Estrin's Packet Design is similar to other technology entrepreneurial efforts, sometimes known as "incubators." Packet Design intends to incubate technology ideas, then spin them off as companies while retaining equity in the ventures. As such, Estrin says Packet Design plays the role of a "perpetual start-up," something Estrin and her husband, Bill Carrico, were eager to do after departing prominent positions at Cisco Systems and returning to their start-up roots.
The Mountain View, Calif.-based Packet Design will likely announce two more spinoff companies in the next six to nine months, according to Estrin. Packet Design's overarching focus is to improve the performance of various parts of the Internet, with a particular focus on wireless, security and routing technologies, Estrin said. Estrin left Cisco in April of last year to start Packet Design.
Vernier is developing a set of technologies that will allow a corporate network administrator to provide selective access to their networks over a wireless link.

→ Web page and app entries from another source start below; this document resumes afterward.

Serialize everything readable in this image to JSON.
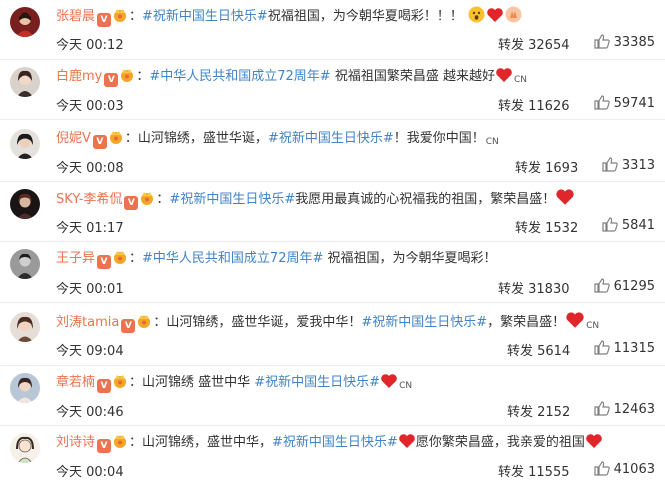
{
  "rows": [
    {
      "name": "张碧晨",
      "pre": "：",
      "topic": "#祝新中国生日快乐#",
      "text": "祝福祖国，为今朝华夏喝彩！！！",
      "post": "",
      "suffix": "",
      "time": "今天 00:12",
      "repost": "转发 32654",
      "likes": "33385"
    },
    {
      "name": "白鹿my",
      "pre": "：",
      "topic": "#中华人民共和国成立72周年#",
      "text": " 祝福祖国繁荣昌盛 越来越好",
      "post": "",
      "suffix": "CN",
      "time": "今天 00:03",
      "repost": "转发 11626",
      "likes": "59741"
    },
    {
      "name": "倪妮V",
      "pre": "：山河锦绣，盛世华诞，",
      "topic": "#祝新中国生日快乐#",
      "text": "！我爱你中国！",
      "post": "",
      "suffix": "CN",
      "time": "今天 00:08",
      "repost": "转发 1693",
      "likes": "3313"
    },
    {
      "name": "SKY-李希侃",
      "pre": "：",
      "topic": "#祝新中国生日快乐#",
      "text": "我愿用最真诚的心祝福我的祖国，繁荣昌盛！",
      "post": "",
      "suffix": "",
      "time": "今天 01:17",
      "repost": "转发 1532",
      "likes": "5841"
    },
    {
      "name": "王子异",
      "pre": "：",
      "topic": "#中华人民共和国成立72周年#",
      "text": " 祝福祖国，为今朝华夏喝彩！",
      "post": "",
      "suffix": "",
      "time": "今天 00:01",
      "repost": "转发 31830",
      "likes": "61295"
    },
    {
      "name": "刘涛tamia",
      "pre": "：山河锦绣，盛世华诞，爱我中华！",
      "topic": "#祝新中国生日快乐#",
      "text": "，繁荣昌盛！",
      "post": "",
      "suffix": "CN",
      "time": "今天 09:04",
      "repost": "转发 5614",
      "likes": "11315"
    },
    {
      "name": "章若楠",
      "pre": "：山河锦绣 盛世中华 ",
      "topic": "#祝新中国生日快乐#",
      "text": "",
      "post": "",
      "suffix": "CN",
      "time": "今天 00:46",
      "repost": "转发 2152",
      "likes": "12463"
    },
    {
      "name": "刘诗诗",
      "pre": "：山河锦绣，盛世中华，",
      "topic": "#祝新中国生日快乐#",
      "text": "愿你繁荣昌盛，我亲爱的祖国",
      "post": "",
      "suffix": "",
      "time": "今天 00:04",
      "repost": "转发 11555",
      "likes": "41063"
    }
  ],
  "colors": {
    "name": "#eb7350",
    "topic": "#4083c8",
    "heart": "#e0262b"
  },
  "icons": {
    "verified": "orange-v-badge",
    "crown": "crown-emoji",
    "heart": "red-heart",
    "like": "thumbs-up-icon"
  },
  "badge_letter": "V"
}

If a visitor to a company needs wireless Internet access, but a company does not want them to access the entire contents of its internal systems, an administrator could allow the visitor to access the Net only.
Analysts said Vernier enters a highly competitive market, ripe to move beyond basic wireless connections to more advanced technologies. "We'll definitely see a lot more competition among the (wireless) hardware players in terms of software integration and those higher-level things like security and management," said Yankee Group analyst Sarah Kim.

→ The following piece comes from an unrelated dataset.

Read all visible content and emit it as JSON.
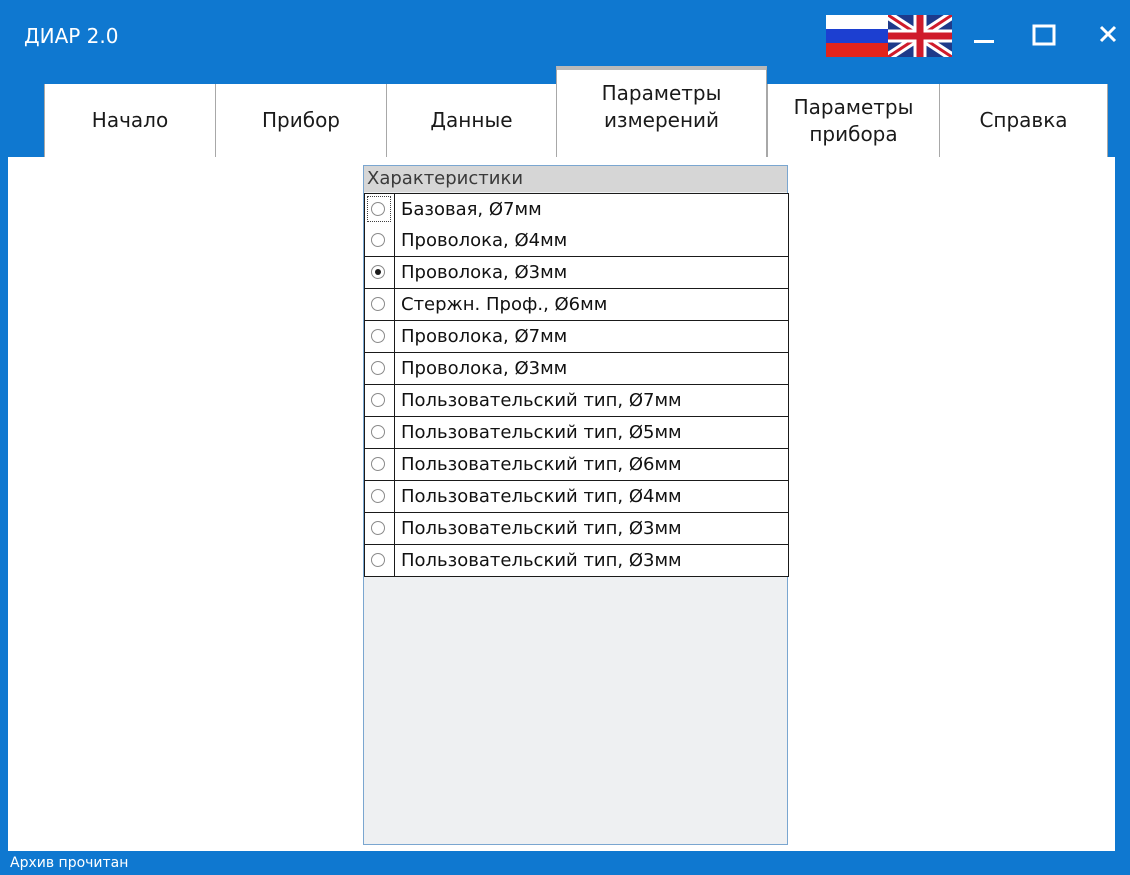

In focusing on wireless networking for corporations, Vernier is hoping to take a chunk out of a rapidly developing market. The corporate market for wireless networking kits alone is expected to grow from $1.3 billion in 2000 to about $3 billion in 2003, according to analyst firm Cahners In-Stat Group.

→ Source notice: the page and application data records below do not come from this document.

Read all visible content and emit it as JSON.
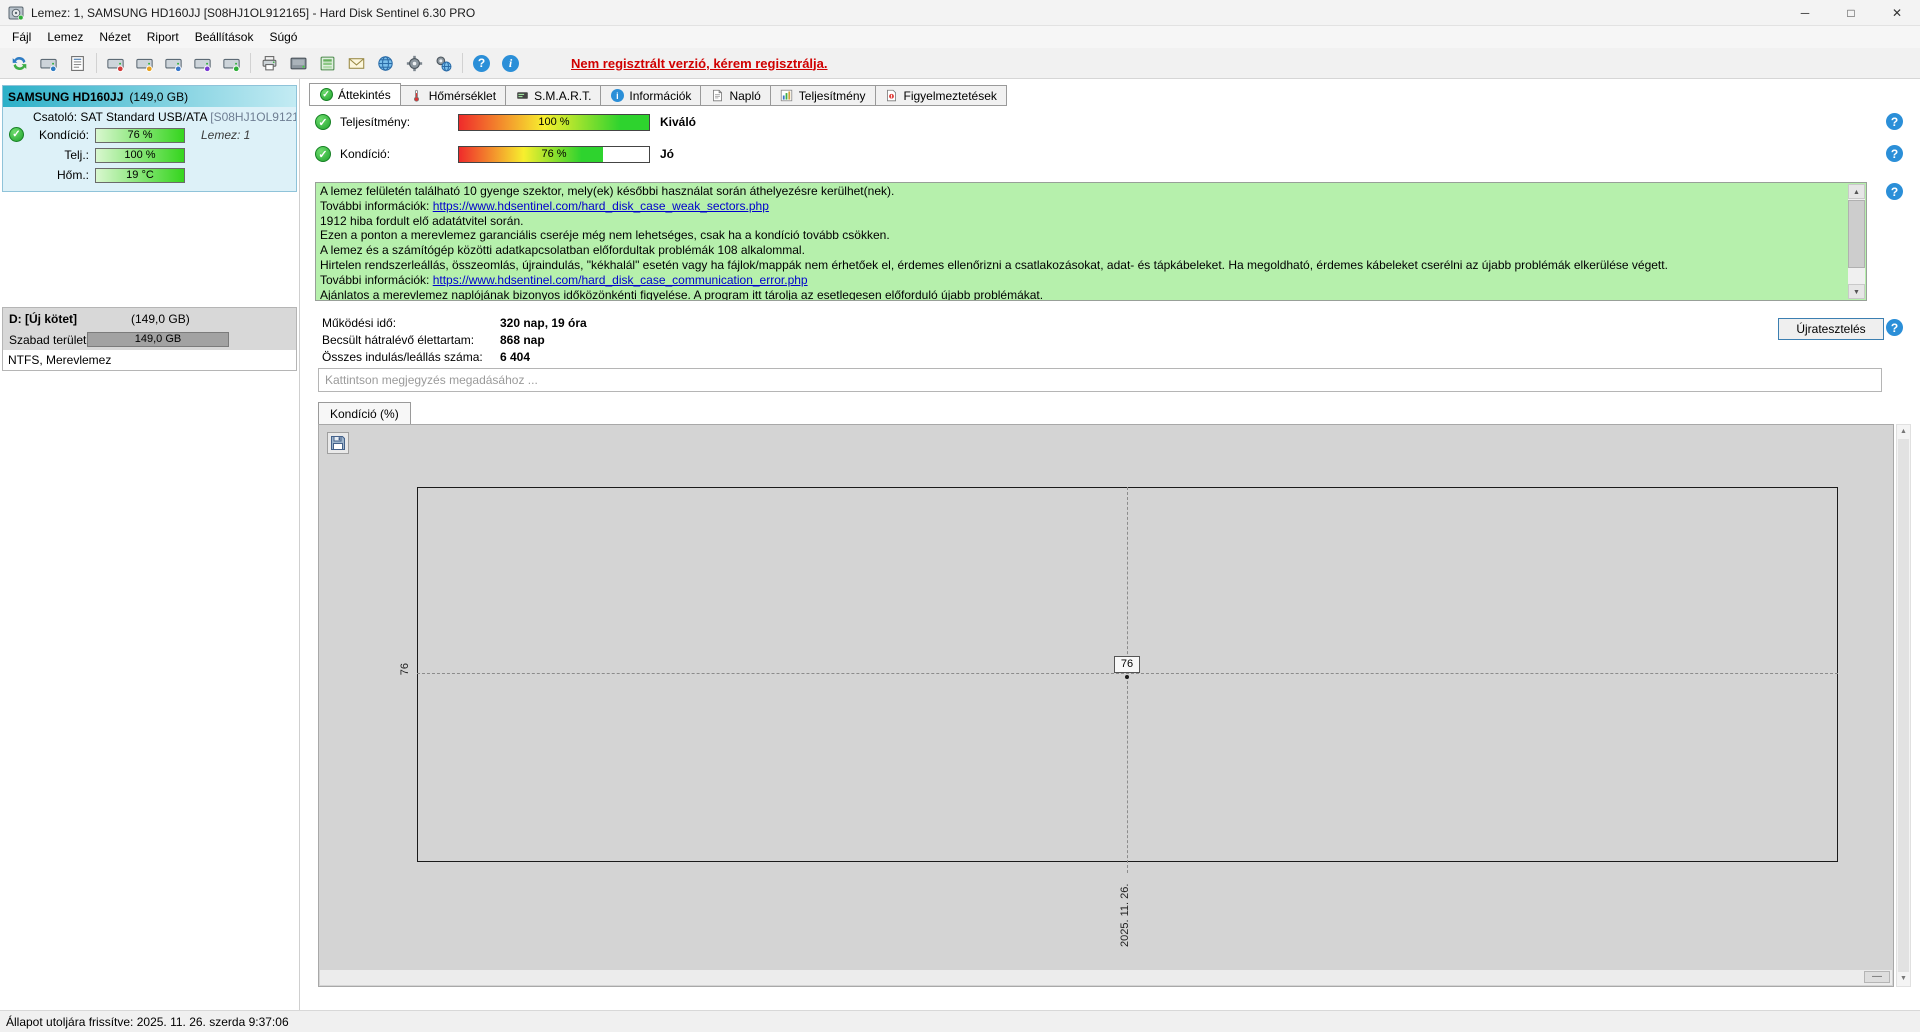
{
  "colors": {
    "accent_teal": "#2cb0c8",
    "selected_bg": "#ddf1f8",
    "message_bg": "#b6f0ac",
    "notice_red": "#d00000",
    "link_blue": "#0000cc",
    "chart_bg": "#d4d4d4",
    "meter_red": "#ef2b2b",
    "meter_yellow": "#f7ef2e",
    "meter_green": "#2ed32e",
    "sidebar_bar_green": "#35d51e",
    "help_blue": "#2b8fd8"
  },
  "window": {
    "title": "Lemez: 1, SAMSUNG HD160JJ [S08HJ1OL912165]  -  Hard Disk Sentinel 6.30 PRO"
  },
  "menu": {
    "items": [
      "Fájl",
      "Lemez",
      "Nézet",
      "Riport",
      "Beállítások",
      "Súgó"
    ]
  },
  "toolbar": {
    "icons": [
      "refresh-icon",
      "disk-refresh-icon",
      "report-list-icon",
      "separator",
      "disk-surface-test-icon",
      "disk-quick-test-icon",
      "disk-short-test-icon",
      "disk-extended-test-icon",
      "disk-info-icon",
      "separator",
      "printer-icon",
      "hdd-icon",
      "card-reader-icon",
      "mail-icon",
      "web-icon",
      "settings-icon",
      "preferences-icon",
      "separator",
      "help-icon",
      "info-icon"
    ],
    "register_notice": "Nem regisztrált verzió, kérem regisztrálja."
  },
  "sidebar": {
    "disk": {
      "name": "SAMSUNG HD160JJ",
      "size": "(149,0 GB)",
      "interface_label": "Csatoló:",
      "interface_value": "SAT Standard USB/ATA",
      "serial": "[S08HJ1OL9121",
      "condition_label": "Kondíció:",
      "condition_value": "76 %",
      "disk_number": "Lemez: 1",
      "performance_label": "Telj.:",
      "performance_value": "100 %",
      "temperature_label": "Hőm.:",
      "temperature_value": "19 °C"
    },
    "volume": {
      "name": "D: [Új kötet]",
      "size": "(149,0 GB)",
      "free_label": "Szabad terület",
      "free_value": "149,0 GB",
      "filesystem": "NTFS, Merevlemez"
    }
  },
  "tabs": [
    {
      "label": "Áttekintés",
      "icon": "check"
    },
    {
      "label": "Hőmérséklet",
      "icon": "thermometer"
    },
    {
      "label": "S.M.A.R.T.",
      "icon": "smart"
    },
    {
      "label": "Információk",
      "icon": "info"
    },
    {
      "label": "Napló",
      "icon": "document"
    },
    {
      "label": "Teljesítmény",
      "icon": "chart"
    },
    {
      "label": "Figyelmeztetések",
      "icon": "warning"
    }
  ],
  "active_tab_index": 0,
  "overview": {
    "performance_label": "Teljesítmény:",
    "performance_value": "100 %",
    "performance_percent": 100,
    "performance_rating": "Kiváló",
    "condition_label": "Kondíció:",
    "condition_value": "76 %",
    "condition_percent": 76,
    "condition_rating": "Jó",
    "message_lines": [
      {
        "segments": [
          {
            "text": "A lemez felületén található 10 gyenge szektor, mely(ek) későbbi használat során áthelyezésre kerülhet(nek)."
          }
        ]
      },
      {
        "segments": [
          {
            "text": "További információk: "
          },
          {
            "text": "https://www.hdsentinel.com/hard_disk_case_weak_sectors.php",
            "link": true
          }
        ]
      },
      {
        "segments": [
          {
            "text": "1912 hiba fordult elő adatátvitel során."
          }
        ]
      },
      {
        "segments": [
          {
            "text": "Ezen a ponton a merevlemez garanciális cseréje még nem lehetséges, csak ha a kondíció tovább csökken."
          }
        ]
      },
      {
        "segments": [
          {
            "text": "A lemez és a számítógép közötti adatkapcsolatban előfordultak problémák 108 alkalommal."
          }
        ]
      },
      {
        "segments": [
          {
            "text": "Hirtelen rendszerleállás, összeomlás, újraindulás, \"kékhalál\" esetén vagy ha fájlok/mappák nem érhetőek el, érdemes ellenőrizni a csatlakozásokat, adat- és tápkábeleket. Ha megoldható, érdemes kábeleket cserélni az újabb problémák elkerülése végett."
          }
        ]
      },
      {
        "segments": [
          {
            "text": "További információk: "
          },
          {
            "text": "https://www.hdsentinel.com/hard_disk_case_communication_error.php",
            "link": true
          }
        ]
      },
      {
        "segments": [
          {
            "text": "Ajánlatos a merevlemez naplójának bizonyos időközönkénti figyelése. A program itt tárolja az esetlegesen előforduló újabb problémákat."
          }
        ]
      }
    ],
    "stats": [
      {
        "label": "Működési idő:",
        "value": "320 nap, 19 óra"
      },
      {
        "label": "Becsült hátralévő élettartam:",
        "value": "868 nap"
      },
      {
        "label": "Összes indulás/leállás száma:",
        "value": "6 404"
      }
    ],
    "retest_button": "Újratesztelés",
    "comment_placeholder": "Kattintson megjegyzés megadásához ..."
  },
  "chart": {
    "tab_label": "Kondíció  (%)",
    "type": "line",
    "x_axis_label": "2025. 11. 26.",
    "y_axis_label": "76",
    "value_label": "76",
    "points": [
      {
        "x": "2025. 11. 26.",
        "y": 76
      }
    ]
  },
  "statusbar": {
    "text": "Állapot utoljára frissítve: 2025. 11. 26. szerda 9:37:06"
  }
}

Initial funding for Vernier will come from Packet Design. By the third quarter of this year, it is expected that Vernier will look to outside investors for further funding as it closes in on the launch of its actual product, Estrin said. Vernier intends to sell systems as well as license its technology to third-party equipment providers.
Packet Design itself has thus far raised $24 million in venture funding.
Vernier's technology builds on both the 802.11 wireless technology standard as well as the emerging "Bluetooth" standard, allowing for selective access to wireless networks rather than the current "all or nothing" approach, Estrin said. Vernier supplies both access control and authentication technology, for example, so that a baggage handler at an airport using a wireless device could not access an airline reservation system by mistake.
Vernier's technology has been in tests at the University of Washington since January.
The company has been developing the technology for the past year. It hopes to have 20 employees by the end of 2001. It will operate initially out of Packet Design's headquarters and act as a subsidiary of Packet Design for the next three to four months, Estrin said. Tom Colson, previously a vice president at NuvoMedia before it was acquired by Gemstar, will serve as Vernier's general manager.
Despite tightening venture capital markets amid increasing economic uncertainty, Estrin said she remains confident in Packet Design's model to rely on third-party investors to take the funding lead once her company implements a technology idea.
"There's still funding out there," Estrin said. "It certainly has not changed our strategy at all."